Amazon is making a bid to own the home with its new helper robot, Astro.
It comes with an array of features, boosted with subscription services, but potentially lets the retail giant into a wealth of domestic data.
Astro, which takes its name from the dog in the iconic futuristic animated series The Jetsons, is like a cross between the show’s domestic helper and family pet.
“Astro is a new and different kind of robot, one that’s designed to help customers with a range of tasks like home monitoring and keeping in touch with family,” Charlie Tritschler, vice president of products at Amazon, said in a company statement.
To begin with, Amazon is taking a cautious approach to production and now Astro is only available in the US to people by requesting an “invitation” to purchase.
Home robotics combined with monitoring innovation
Astro brings together artificial intelligence, computer vision, sensor technology, and voice and edge computing with some of Amazon’s existing services.
Think of it as a mobile smart speaker meets tablet with internet-connected messaging and communications.
Using Alexa, it can follow you around the home while playing your movies and music and controlling smart home devices.
The built-in periscope camera allows Astro to patrol the home, investigate an event and upload a video report from inside a dwelling using Ring Protect Pro, a new subscription service from Ring, where videos can be viewed from the Ring or Astro app.
With the Alexa Guard service, Amazon says it can detect a smoke alarm, carbon monoxide alarm or glass breaking and send an alert to a phone.
When linked to Alexa Together, a new service designed for people living independently, family members receive alerts that they're up and about.

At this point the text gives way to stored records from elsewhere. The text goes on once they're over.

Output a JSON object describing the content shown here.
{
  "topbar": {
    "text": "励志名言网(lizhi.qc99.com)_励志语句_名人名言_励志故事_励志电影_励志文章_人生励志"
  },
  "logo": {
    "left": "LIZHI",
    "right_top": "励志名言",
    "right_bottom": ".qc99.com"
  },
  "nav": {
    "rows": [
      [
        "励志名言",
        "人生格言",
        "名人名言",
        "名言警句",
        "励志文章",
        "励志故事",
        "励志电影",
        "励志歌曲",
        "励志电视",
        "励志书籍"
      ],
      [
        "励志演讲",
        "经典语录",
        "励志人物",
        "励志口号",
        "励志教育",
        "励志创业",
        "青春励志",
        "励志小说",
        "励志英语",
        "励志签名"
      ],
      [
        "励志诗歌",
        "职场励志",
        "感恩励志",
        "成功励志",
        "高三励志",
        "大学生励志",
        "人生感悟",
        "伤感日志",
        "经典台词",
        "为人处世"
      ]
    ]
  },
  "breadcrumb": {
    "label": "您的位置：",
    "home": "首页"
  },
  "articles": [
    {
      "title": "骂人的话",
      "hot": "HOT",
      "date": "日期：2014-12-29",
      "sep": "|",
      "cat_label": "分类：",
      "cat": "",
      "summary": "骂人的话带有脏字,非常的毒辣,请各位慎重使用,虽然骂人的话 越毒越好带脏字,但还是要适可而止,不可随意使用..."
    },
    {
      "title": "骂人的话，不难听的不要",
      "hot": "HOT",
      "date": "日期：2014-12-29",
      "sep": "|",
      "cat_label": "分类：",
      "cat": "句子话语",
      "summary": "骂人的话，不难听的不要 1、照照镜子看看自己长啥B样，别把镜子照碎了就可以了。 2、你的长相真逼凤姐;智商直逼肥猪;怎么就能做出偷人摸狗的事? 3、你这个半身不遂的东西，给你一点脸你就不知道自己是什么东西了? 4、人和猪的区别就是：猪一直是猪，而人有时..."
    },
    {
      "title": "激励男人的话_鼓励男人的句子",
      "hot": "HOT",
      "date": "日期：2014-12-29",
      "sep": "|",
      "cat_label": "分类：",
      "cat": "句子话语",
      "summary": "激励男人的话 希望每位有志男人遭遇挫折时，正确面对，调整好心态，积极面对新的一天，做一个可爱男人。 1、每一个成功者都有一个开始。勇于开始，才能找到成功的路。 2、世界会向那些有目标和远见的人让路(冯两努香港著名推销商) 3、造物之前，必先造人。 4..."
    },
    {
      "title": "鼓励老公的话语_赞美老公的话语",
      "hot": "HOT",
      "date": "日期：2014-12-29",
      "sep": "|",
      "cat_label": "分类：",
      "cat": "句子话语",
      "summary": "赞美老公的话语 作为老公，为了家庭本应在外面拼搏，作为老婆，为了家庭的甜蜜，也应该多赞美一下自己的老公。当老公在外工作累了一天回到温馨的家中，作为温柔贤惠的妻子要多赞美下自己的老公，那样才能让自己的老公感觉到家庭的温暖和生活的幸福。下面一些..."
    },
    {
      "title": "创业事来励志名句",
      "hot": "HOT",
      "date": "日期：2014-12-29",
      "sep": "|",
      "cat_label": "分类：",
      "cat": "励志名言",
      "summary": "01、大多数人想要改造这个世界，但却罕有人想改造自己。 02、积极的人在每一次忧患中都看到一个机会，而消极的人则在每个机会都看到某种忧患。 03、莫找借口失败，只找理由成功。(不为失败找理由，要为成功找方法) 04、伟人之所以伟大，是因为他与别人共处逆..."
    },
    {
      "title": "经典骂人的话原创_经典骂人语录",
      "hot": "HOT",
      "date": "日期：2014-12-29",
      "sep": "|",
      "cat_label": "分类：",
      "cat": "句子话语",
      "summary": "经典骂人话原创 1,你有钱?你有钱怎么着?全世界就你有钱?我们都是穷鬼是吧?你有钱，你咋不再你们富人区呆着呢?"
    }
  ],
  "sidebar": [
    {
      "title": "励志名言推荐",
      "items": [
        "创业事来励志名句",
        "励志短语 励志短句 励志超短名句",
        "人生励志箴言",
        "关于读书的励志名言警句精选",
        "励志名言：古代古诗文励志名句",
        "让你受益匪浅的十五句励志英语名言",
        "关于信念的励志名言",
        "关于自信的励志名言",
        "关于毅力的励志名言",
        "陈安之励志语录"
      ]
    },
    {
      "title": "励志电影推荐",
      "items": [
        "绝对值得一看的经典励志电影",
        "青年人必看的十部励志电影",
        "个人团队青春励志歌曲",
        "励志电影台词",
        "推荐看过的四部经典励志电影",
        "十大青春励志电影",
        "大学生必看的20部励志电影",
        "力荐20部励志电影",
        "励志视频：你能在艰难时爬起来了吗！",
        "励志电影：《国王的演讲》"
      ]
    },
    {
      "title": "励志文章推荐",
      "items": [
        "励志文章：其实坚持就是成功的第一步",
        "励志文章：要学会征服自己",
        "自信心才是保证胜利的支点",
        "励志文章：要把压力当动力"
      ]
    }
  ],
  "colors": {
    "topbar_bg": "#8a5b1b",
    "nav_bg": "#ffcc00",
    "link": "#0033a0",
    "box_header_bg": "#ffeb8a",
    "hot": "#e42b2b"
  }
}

Just like one of the family
Anticipating the key to Astro’s acceptance is being regarded as a member of the family, it has been designed with its own personality.
Using its digital eyes on its rotating screen, combined with body movements and expressive tones, Astro is designed to evoke emotions like empathy when people use the device.
Amazon has used feedback from hundreds of internal testers and also took inspiration from film, TV, games and animation principles to develop its persona.
Mobility is limited to flat surfaces and while Astro can’t go downstairs, its Intelligent Motion technology uses simultaneous localisation and mapping (SLAM) to understand where it is and navigate around home environments that are prone to change.
Is Astro a stealth surveillance tool?
Using a computer vision feature called visual ID, Astro is designed to ‘recognise’ household members for reminders, calls and even to bring items to them in its cargo bin.
To use this, people need to ‘enrol’ in the facial recognition system so that it recognises them and it also collects a range of data in order to understand the home layout and determine unrecognised people or events in the environment.
Reports with leaked documents have already emerged claiming that Astro tracks people’s behaviour, relies on flawed facial recognition technology, could easily damage its own delicate parts such as the rotating camera, and even falling down stairs.
Amazon has responded in a statement to say that these are old documents and the characterisations of its performance, mast and safety systems are inaccurate.
Anticipating concerns about Astro having unfettered access to people’s homes, areas can be designated as off-limits and it has a microphones/cameras off-button.
It also indicates when recording audio or video is active and being streamed to the cloud, and it has published details about many of the surveillance features online.
No doubt Astro has interesting possibilities, but as a “home robot unlike any other” it may also face people’s reluctance to welcome a home-surveillance device into their lives, even as a smart helper.